What does a business do when its very existence is threatened? What are the strategies that undergird successful comebacks?
Anyone who has tried to pull a business out of a downward spiral will tell you it’s a soul-searching, gut-wrenching, taxing endeavor.
The key is to be very sure of the root cause of the decline in order to develop a workable turnaround strategy. And certain personality traits can prove helpful: a willingness to change, an amazing level of confidence in the ultimate success of the vision and the ability to get the rest of the team to believe in that vision.
But comebacks are possible. You have to believe again.

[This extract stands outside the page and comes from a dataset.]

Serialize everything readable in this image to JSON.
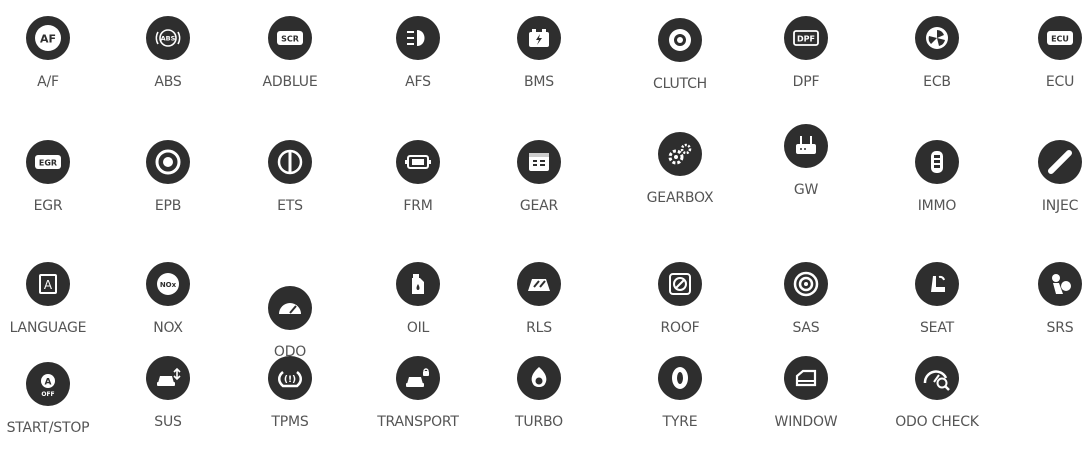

We found five comeback businesses with stories as instructive as they are inspiring.
To Make Socks in Vermont, You Have to Be Darn Tough – by Jim Motavalli
Out of Katrina’s Wreckage, a New Business Model – by Lisa Monti
An Iconic Seattle Bookstore Owner Faces a Move-or-Die Decision – by Rebekah Denn
Leveled by a Tornado, a Community and a Business Rebuild – by Aaron Barnhart
Tips For a Comeback
Don’t go it alone. When things are toughest, many business leaders isolate themselves. That’s precisely the wrong response, since it’s nearly impossible to be creative in a vacuum, says executive coach Michelle Randall. Talk with coaches, mentors and members of your team. “When things do turn around, the leaders who do this have created a more trusted team than ever before,” says Randall, the principal of Enriching Leadership International, a global management consultancy.
Turn vendors into allies. Ask for more generous terms and programs while always positioning them as being in the vendors’ best interest—because they are.
Get focused. “People I’ve seen stage successful comebacks were completely focused on the desired outcome. As a result,” Randall says, “they sought any course of action that would get them there.”
Be flexible. “My clients who have pulled off the most successful comebacks have been relentless in their belief that they could do it. As a result they were flexible in finding opportunities and marshaled the people around them to create extraordinary results.”
Don’t wallow in self-pity. “People I’ve seen be less successful got mired down in why-me thinking. That victim mentality wasted time and energy and made them overly apologetic with vendors, customers and employees instead of acting like peers.”
Remember, Randall says: “Every real business has been through plenty of crises. It’s what they do when that happens that defines them.”